Mudarrisi is the leader of the Organization of Islamic Action, which is a largely Karbala-based party. He founded it in 1979 before being forced by persecution to go to Iran. It was briefly part of the Supreme Council for Islamic Revolution in Iraq, but split over differences. It is accused of sending agents over into Iraq to blow things up (i.e. of terrorism) during the 1980s. It also had a Damascus branch, though, and wasn’t as close to Ayatollah Khamenei as the Hakims of SCIRI were. He came back to Iraq in April with a retinue of 60 men, and was arrested by the Mujahidin-i Khalq, who turned him over to the US. His brief incarceration provoked demonstrations in Karbala. He was released after 12 hours. Karbala has been roiled in recent weeks by a fight over the right to give the Friday sermon from the mosque attached to the shrine of Imam Husayn, between followers of Muqtada al-Sadr and followers of Grand Ayatollah Sistani (in the end they have decided to alternate). The OIA doesn’t seem to be involved and may lack the strength of these two other tendencies.
Al-Mudarrisi also told al-Hayat on Tuesday that it would be “suicide” for Shiites to launch attacks on the Americans, and he clearly thinks they are needed to provide order for the time being. It is not clear whether he fears the reestablishment of the Baath if they suddenly leave, or whether he is afraid that Muqtada al-Sadr will behave like a Lebanese warlord with militias, and plunge the country into civil war. His speech on Tuesday quoted by al-Zaman sounds moderate and almost Rousseauan, appealing to reason rather than primarily to revelation, and stressing Iraqi pluralism as an antidote to dictatorship or social chaos.

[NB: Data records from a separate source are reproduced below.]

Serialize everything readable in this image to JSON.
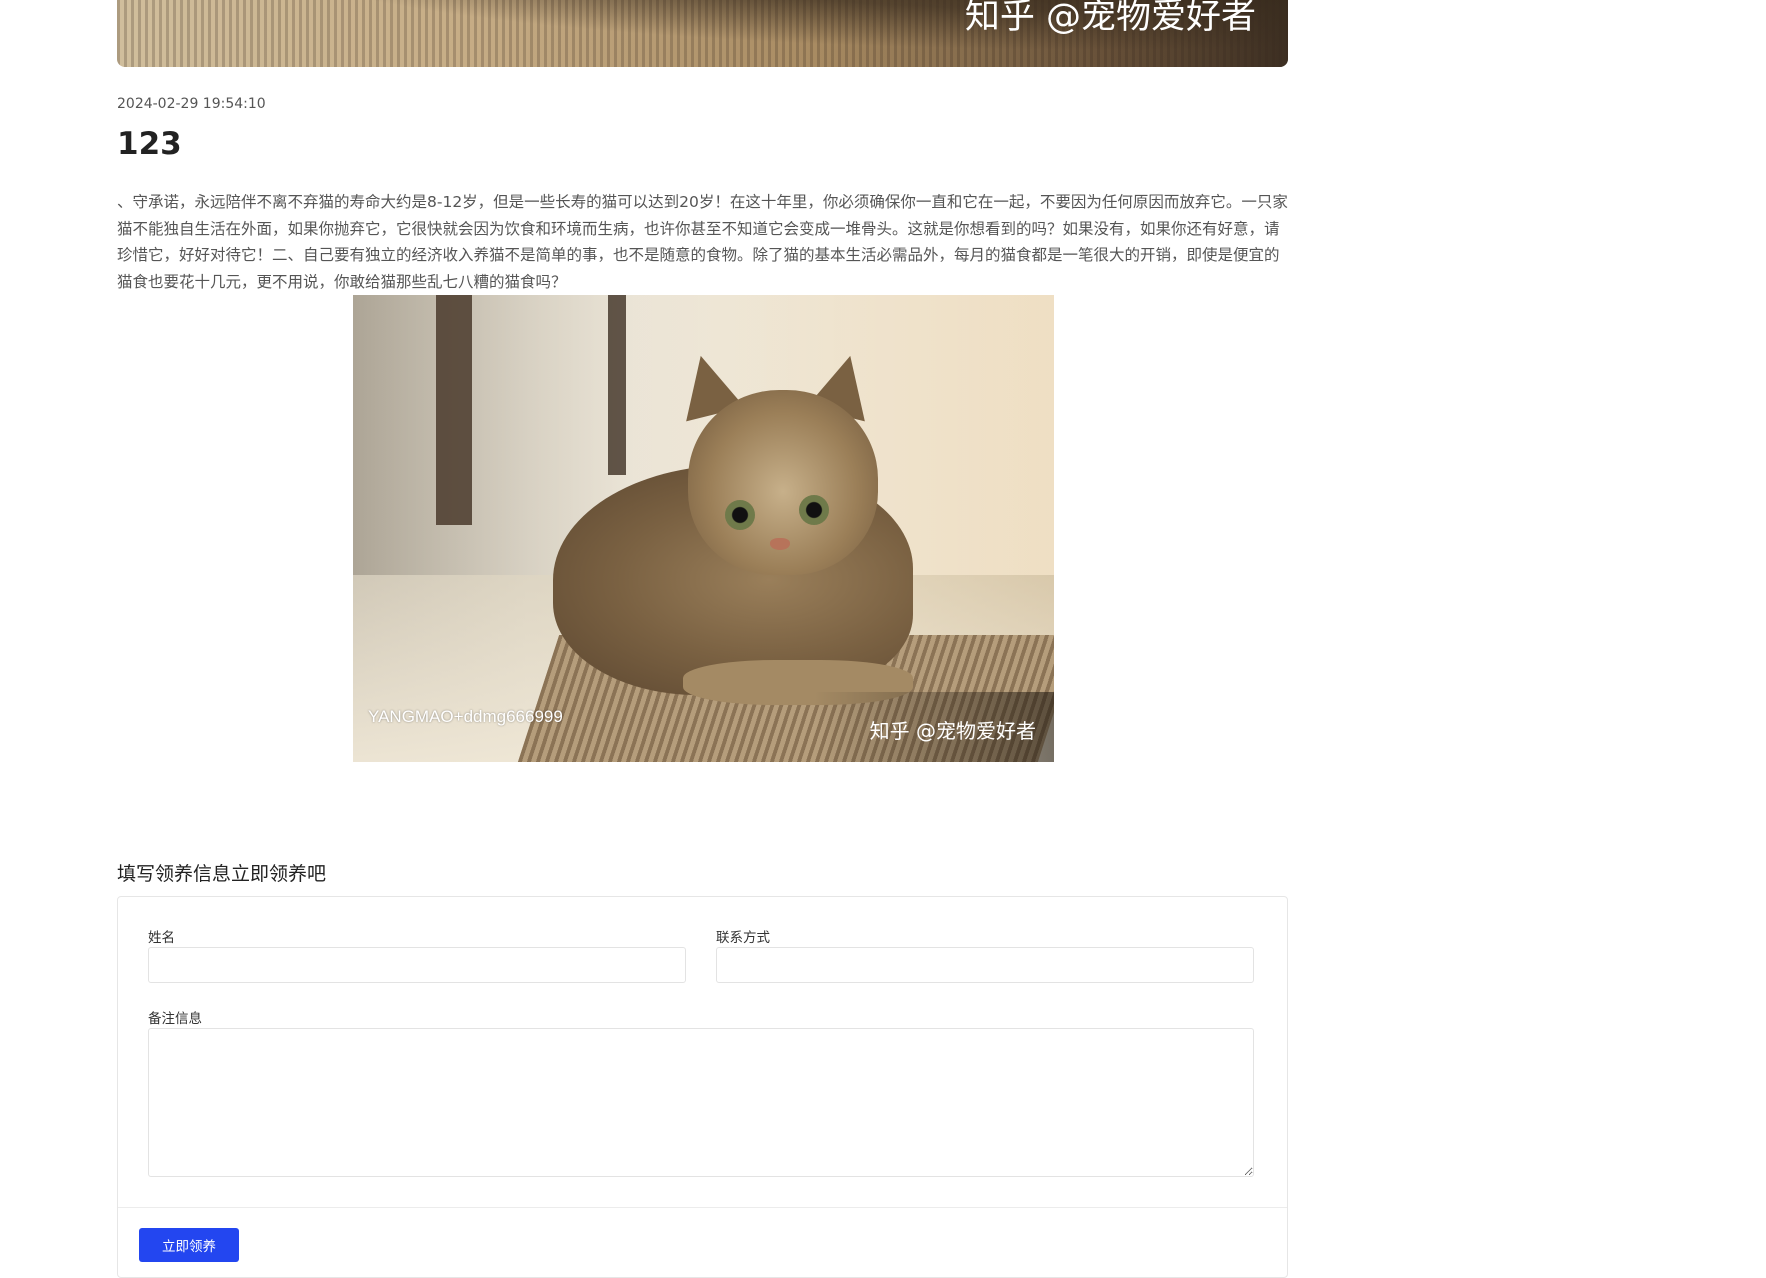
{
  "hero_image": {
    "watermark": "知乎 @宠物爱好者"
  },
  "article": {
    "date": "2024-02-29 19:54:10",
    "title": "123",
    "body": "、守承诺，永远陪伴不离不弃猫的寿命大约是8-12岁，但是一些长寿的猫可以达到20岁！在这十年里，你必须确保你一直和它在一起，不要因为任何原因而放弃它。一只家猫不能独自生活在外面，如果你抛弃它，它很快就会因为饮食和环境而生病，也许你甚至不知道它会变成一堆骨头。这就是你想看到的吗？如果没有，如果你还有好意，请珍惜它，好好对待它！二、自己要有独立的经济收入养猫不是简单的事，也不是随意的食物。除了猫的基本生活必需品外，每月的猫食都是一笔很大的开销，即使是便宜的猫食也要花十几元，更不用说，你敢给猫那些乱七八糟的猫食吗？",
    "image": {
      "watermark_left": "YANGMAO+ddmg666999",
      "watermark_right": "知乎 @宠物爱好者"
    }
  },
  "adoption_form": {
    "heading": "填写领养信息立即领养吧",
    "name_label": "姓名",
    "name_value": "",
    "contact_label": "联系方式",
    "contact_value": "",
    "notes_label": "备注信息",
    "notes_value": "",
    "submit_label": "立即领养"
  },
  "colors": {
    "primary_button": "#2346f0",
    "border": "#e3e3e3"
  }
}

It resembles a speech made by Muhammad Bahr al-`Ulum in Baghdad a couple of weeks ago, which also stressed pluralism. (Bahr al-`Ulum is now serving on the new Governing Council). But al-Mudarrisi appears to be terrified that the security situation in the country could deteriorate rapidly and decisively.